Frontier has filed a waiver request with the FCC, the resolution of which could impact the company’s ability to participate in Phase 1 of the Rural Digital Opportunity Fund RDOF auction, scheduled to begin in October.
Frontier entered Chapter 11 bankruptcy in April. As the waiver petition explains, the company expects the bankruptcy court to confirm its proposed reorganization plan in August, enabling the company to emerge from bankruptcy “thereafter upon obtaining the necessary regulatory approvals.” That means the company might emerge from bankruptcy before the RDOF auction concludes. And therein lies a potential problem.
In that situation, the company’s organizational structure as of when its short-form application to participate in the RDOF auction was filed would differ from its organizational structure post-bankruptcy. But RDOF auction rules allow only minor changes to short-form applications – such as correcting typographical errors – after the initial short-form deadline.
Accordingly, the Frontier RDOF waiver request seeks to allow the changes in organizational structure on the short-form application. The company said it is doing so “out of an abundance of caution.”
The filing notes that strict adherence to current rules “would compel Frontier to choose between 1) emerging from bankruptcy prior to the end of the auction, being disqualified from the auction and defaulting on its auction bids or 2) delaying its emergence from bankruptcy and postponing the benefits of the restructuring to the company and its customers.”

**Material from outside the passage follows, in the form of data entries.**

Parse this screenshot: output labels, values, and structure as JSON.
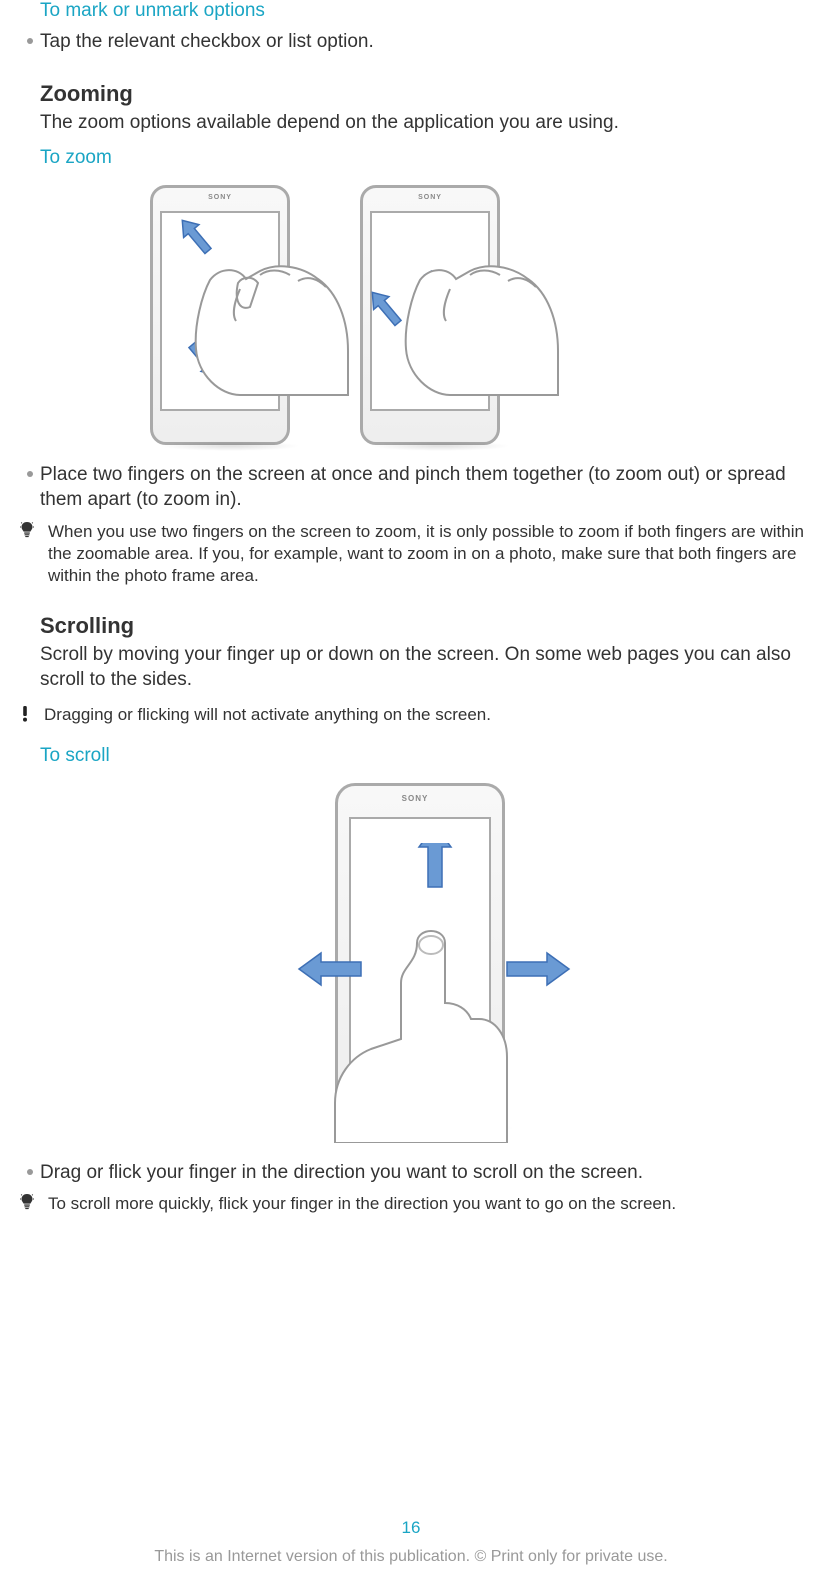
{
  "s1": {
    "heading": "To mark or unmark options",
    "bullet": "Tap the relevant checkbox or list option."
  },
  "zoom": {
    "heading": "Zooming",
    "desc": "The zoom options available depend on the application you are using.",
    "sub": "To zoom",
    "brand": "SONY",
    "bullet": "Place two fingers on the screen at once and pinch them together (to zoom out) or spread them apart (to zoom in).",
    "tip": "When you use two fingers on the screen to zoom, it is only possible to zoom if both fingers are within the zoomable area. If you, for example, want to zoom in on a photo, make sure that both fingers are within the photo frame area."
  },
  "scroll": {
    "heading": "Scrolling",
    "desc": "Scroll by moving your finger up or down on the screen. On some web pages you can also scroll to the sides.",
    "note": "Dragging or flicking will not activate anything on the screen.",
    "sub": "To scroll",
    "brand": "SONY",
    "bullet": "Drag or flick your finger in the direction you want to scroll on the screen.",
    "tip": "To scroll more quickly, flick your finger in the direction you want to go on the screen."
  },
  "page": "16",
  "footer": "This is an Internet version of this publication. © Print only for private use."
}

Frontier argues that neither of those choices would be in the public interest, but that it would be in the public interest for the FCC to grant the waiver request.
Frontier RDOF Waiver Request
The Phase 1 RDOF auction will award $16 billion in funding to network operators that commit to deploying broadband in rural areas where such service is not currently available. Funding will go to the company that commits to deploying service for the lowest level of support, with a weighting system favoring bids to provide higher-speed, lower-latency service.
Even if the FCC approves the Frontier RDOF waiver request, the company faces considerable challenges in participating in the auction, as the company is likely to be bidding against fixed wireless, satellite providers and rural electric cooperatives that won a lot of money in the previous Connect America Fund broadband funding auction. In a first for big cable, Charter also plans to participate in the RDOF auction, and its local service territory has 40% overlap with Frontier’s local service territory.
Frontier may be planning to bid to deploy fixed wireless service, which would likely enable the company to bid more competitively than if it were to bid to use fiber-based technology. The company plans to participate in the upcoming auction of spectrum in the CBRS band and would likely use any winnings for fixed wireless.